With more biologic medicines becoming available to treat a broad range of health conditions, it’s important to understand how these complex, “large-molecule” medicines differ from small-molecule medicines people may be more familiar with.
Biologics & Biosimilars
Biologics are medicines made from living cells through highly complex manufacturing processes. They must be handled and administered under carefully monitored conditions. Biologics are used to prevent, treat, diagnose, or cure a variety of serious and chronic illnesses including cancer, chronic kidney disease, autoimmune disorders, and infectious diseases. A biosimilar is exactly what its name implies — it is a biologic that is “similar” to another biologic drug already approved by the FDA. Under U.S. law, a biosimilar is approved based on a showing that it is “highly similar” to an FDA-approved biological product, known as a reference product. It may not have any clinically meaningful differences in terms of safety and effectiveness from the reference product.

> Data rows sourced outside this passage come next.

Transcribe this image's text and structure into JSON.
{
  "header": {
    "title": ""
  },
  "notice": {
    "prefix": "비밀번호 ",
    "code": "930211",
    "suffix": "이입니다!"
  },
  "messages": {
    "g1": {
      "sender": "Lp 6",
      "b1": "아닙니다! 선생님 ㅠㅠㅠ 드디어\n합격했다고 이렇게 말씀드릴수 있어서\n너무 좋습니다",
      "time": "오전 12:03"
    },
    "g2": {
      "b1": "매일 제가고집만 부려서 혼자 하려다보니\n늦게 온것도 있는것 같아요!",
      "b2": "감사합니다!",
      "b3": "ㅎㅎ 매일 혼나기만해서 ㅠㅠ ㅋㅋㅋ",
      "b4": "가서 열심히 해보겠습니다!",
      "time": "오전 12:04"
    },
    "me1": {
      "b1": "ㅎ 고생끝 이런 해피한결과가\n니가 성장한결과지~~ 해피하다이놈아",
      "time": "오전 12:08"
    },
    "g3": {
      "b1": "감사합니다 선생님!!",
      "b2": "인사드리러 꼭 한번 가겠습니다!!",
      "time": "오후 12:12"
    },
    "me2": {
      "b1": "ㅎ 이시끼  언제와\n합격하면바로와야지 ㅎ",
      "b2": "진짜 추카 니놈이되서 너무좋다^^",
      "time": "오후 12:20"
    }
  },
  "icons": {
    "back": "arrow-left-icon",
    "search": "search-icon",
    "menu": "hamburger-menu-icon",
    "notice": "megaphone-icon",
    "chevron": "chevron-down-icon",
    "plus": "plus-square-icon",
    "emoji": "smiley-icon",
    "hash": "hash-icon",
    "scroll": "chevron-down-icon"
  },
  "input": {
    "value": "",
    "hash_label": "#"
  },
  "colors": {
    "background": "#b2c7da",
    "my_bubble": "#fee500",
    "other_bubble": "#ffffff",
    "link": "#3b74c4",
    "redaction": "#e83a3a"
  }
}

In 2010, Congress approved the Biologics Price Competition and Innovation Act (BPCIA), creating an abbreviated approval pathway for biosimilars, while maintaining incentives for continued medical advances. The legislative intent was to balance the desire for increased competition among biologics from biosimilar products with the need for incentives to support future medical innovation. Congress achieved this balance by providing biopharmaceutical innovators with 12 years of data protection for biologic medicines. To date, the FDA has issued several draft and final guidance documents to assist biosimilar sponsors in generating data to support biosimilar applications. FDA guidance and regulations provide insight into the agency’s current thinking regarding how it will evaluate biosimilar biological products. The FDA approved in March 2015, the first biosimilar product for marketing in the United States.
Data protection, sometimes referred to as data exclusivity, prohibits third parties, e.g,. other manufacturers, for a set period of time from using or relying upon the extensive data generated through clinical trials and other research to obtain FDA approval for their product. Providing innovators with data protection recognizes the substantial time, costs, and scientific and regulatory uncertainty related to the R&D process for medicines and the substantial investment required to develop the data needed for FDA approval. Data protection allows a biologic to be on the market for a set period before a biosimilar application can be approved based on the innovator’s data and protects against the uncertainties caused by patent challenges early in a product’s life.
Access to Biosimilars
For Medicare and other health insurance programs to ensure that reimbursement claims are processed in an orderly and consistent manner, standardized coding systems are essential. CMS developed the Healthcare Common Procedure Coding System (HCPCS) to facilitate timely and accurate processing of reimbursement claims. The Affordable Care Act created a novel and carefully balanced formula for reimbursing biosimilars compared to innovator biologics in Medicare Part B. To facilitate effective pharmacogilivance, support appropriate patient care, and facilitate reimbursement, CMS should provide for a separate HCPCS billing codes and reimbursement for each biosimilar biologic product.